> TASK BRIEF: In this exercise, reproduce the whole listing exactly.

==== INPUT MATERIAL

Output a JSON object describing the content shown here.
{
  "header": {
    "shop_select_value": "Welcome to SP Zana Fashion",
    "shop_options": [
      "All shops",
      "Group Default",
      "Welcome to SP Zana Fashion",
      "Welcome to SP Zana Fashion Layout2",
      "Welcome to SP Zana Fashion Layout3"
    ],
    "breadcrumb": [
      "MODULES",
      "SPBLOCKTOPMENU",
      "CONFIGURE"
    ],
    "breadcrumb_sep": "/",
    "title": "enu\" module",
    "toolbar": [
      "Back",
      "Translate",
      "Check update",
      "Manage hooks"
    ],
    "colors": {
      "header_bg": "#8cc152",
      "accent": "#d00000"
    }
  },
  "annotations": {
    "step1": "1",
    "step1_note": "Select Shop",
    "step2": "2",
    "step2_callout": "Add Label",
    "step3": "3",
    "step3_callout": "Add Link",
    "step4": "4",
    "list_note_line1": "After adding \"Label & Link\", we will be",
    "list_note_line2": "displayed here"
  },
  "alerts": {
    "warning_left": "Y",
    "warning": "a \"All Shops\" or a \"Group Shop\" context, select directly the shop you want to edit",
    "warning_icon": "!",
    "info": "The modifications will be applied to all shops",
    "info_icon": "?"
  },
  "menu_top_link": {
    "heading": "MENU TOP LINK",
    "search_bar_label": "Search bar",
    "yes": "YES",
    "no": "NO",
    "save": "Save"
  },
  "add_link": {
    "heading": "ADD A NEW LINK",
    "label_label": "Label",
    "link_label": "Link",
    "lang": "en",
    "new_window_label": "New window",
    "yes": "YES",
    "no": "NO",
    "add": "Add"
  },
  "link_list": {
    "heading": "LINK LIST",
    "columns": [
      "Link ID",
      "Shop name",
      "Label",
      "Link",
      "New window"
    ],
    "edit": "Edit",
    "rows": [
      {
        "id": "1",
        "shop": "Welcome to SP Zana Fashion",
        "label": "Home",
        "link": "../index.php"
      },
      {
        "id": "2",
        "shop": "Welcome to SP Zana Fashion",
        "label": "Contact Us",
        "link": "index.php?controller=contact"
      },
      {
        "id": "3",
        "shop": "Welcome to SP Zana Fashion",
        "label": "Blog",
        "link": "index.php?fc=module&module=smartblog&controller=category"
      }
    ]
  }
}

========

> REPLY:
Output a JSON object describing the content shown here.
{
  "header": {
    "shop_select_value": "Welcome to SP Zana Fashion",
    "shop_options": [
      "All shops",
      "Group Default",
      "Welcome to SP Zana Fashion",
      "Welcome to SP Zana Fashion Layout2",
      "Welcome to SP Zana Fashion Layout3"
    ],
    "breadcrumb": [
      "MODULES",
      "SPBLOCKTOPMENU",
      "CONFIGURE"
    ],
    "breadcrumb_sep": "/",
    "title": "enu\" module",
    "toolbar": [
      "Back",
      "Translate",
      "Check update",
      "Manage hooks"
    ],
    "colors": {
      "header_bg": "#8cc152",
      "accent": "#d00000"
    }
  },
  "annotations": {
    "step1": "1",
    "step1_note": "Select Shop",
    "step2": "2",
    "step2_callout": "Add Label",
    "step3": "3",
    "step3_callout": "Add Link",
    "step4": "4",
    "list_note_line1": "After adding \"Label & Link\", we will be",
    "list_note_line2": "displayed here"
  },
  "alerts": {
    "warning_left": "Y",
    "warning": "a \"All Shops\" or a \"Group Shop\" context, select directly the shop you want to edit",
    "warning_icon": "!",
    "info": "The modifications will be applied to all shops",
    "info_icon": "?"
  },
  "menu_top_link": {
    "heading": "MENU TOP LINK",
    "search_bar_label": "Search bar",
    "yes": "YES",
    "no": "NO",
    "save": "Save"
  },
  "add_link": {
    "heading": "ADD A NEW LINK",
    "label_label": "Label",
    "link_label": "Link",
    "lang": "en",
    "new_window_label": "New window",
    "yes": "YES",
    "no": "NO",
    "add": "Add"
  },
  "link_list": {
    "heading": "LINK LIST",
    "columns": [
      "Link ID",
      "Shop name",
      "Label",
      "Link",
      "New window"
    ],
    "edit": "Edit",
    "rows": [
      {
        "id": "1",
        "shop": "Welcome to SP Zana Fashion",
        "label": "Home",
        "link": "../index.php"
      },
      {
        "id": "2",
        "shop": "Welcome to SP Zana Fashion",
        "label": "Contact Us",
        "link": "index.php?controller=contact"
      },
      {
        "id": "3",
        "shop": "Welcome to SP Zana Fashion",
        "label": "Blog",
        "link": "index.php?fc=module&module=smartblog&controller=category"
      }
    ]
  }
}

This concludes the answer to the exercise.